Beekeepers use this moth behavior to our advantage by storing bee boxes in a special stack method. If you have the space, it can work for you too.
Stacking honey supers (with comb inside) in a criss-cross fashion inside an open air shed is a favorite method.
More light and air will circulate through the bee boxes – deterring moth activity. No one can guarantee 0% moth damage but this method of storage works for many.
A roof over the top protects the stored honey supers from rain. Adding wire sides lets light inside and prevents raccoons from eating your comb! ( Trust me – I know.)
Cold weather is good for super storage. Once the temps turn cold – wax moth damage is not a threat.
Using BT for Moth Control
The form of BT known as bacillus thuringiensis is used by some beekeepers to protect comb frames.
In previous years, it was sold under the product label Certan and is back on the market in some places. It is labeled for use in bees and helped control wax moths in beehives and stored comb.
This dry product is mixed with water and sprayed on new foundation or honeycomb. This would be done before placing boxes on the hive or after removing them. BT kills wax moth larvae.
Certan has been brought back to the US and is available in some bee supplies. Xentari (the same form of BT) is also sold in the US but availability is limited and it may not be labeled for use around bees.
Protecting Supers with Paradicholorbenzene
PDB (Para Dicholorobenzene) is a chemical compound in a crystal form labeled for bees and approved by the FDA.
The pack of crystals is placed near stored honey supers to control wax moths. This chemical is also a known carcinogen and has a very pungent odor. I have never used it.
Do not use regular moth balls – the chemical is often not the same and can dangerous to you and the hive.
How to Protect Stored Honeycomb from Mice
In some regions of the country, mice can be a major Winter pest. They even sneak into live hives while the bees are clustered in the top keeping warm.

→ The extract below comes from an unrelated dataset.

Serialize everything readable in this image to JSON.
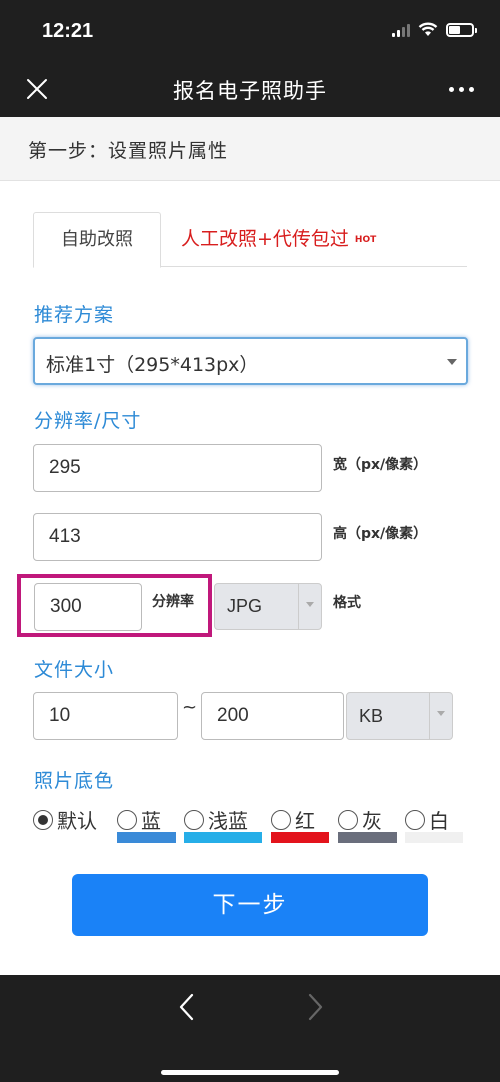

Consider placing a mouse guard over the entrance to your hive if you live in a region where they are prevalent. This is a larger issues in areas with long cold Winters.
Don’t delay, have your mouse guards on before cold arrives. Or, your mice tenants may already be in there!
Even in mild regions, stored honey supers can attract mice. A lot of comb is destroyed as a result of the chewing and body wastes. Both wax and frames may be ruined.
Traps can be utilized if needed to large populations of mice. When stacking supers, using a queen excluder on the bottom and top of the stack can help too!
Every beekeeper wants to honor the hard work that the bees have invested in building comb. And, buying beekeeping equipment is not cheap either.
Properly Stored Equipment Ready for New Season
Winter is a great time to inspect frames and comb, replace any honeycomb that has become very dark or black. You will have healthier bees.
Finding a safe place to keep unused equipment or frames with only foundation is not too hard. However, anything involving comb requires a bit more thought.
Protect your investment in effort and money, develop a plan, learn how to store all beekeeping supplies until needed again next year. But, storing valuable honey supers with drawn comb should be a top priority.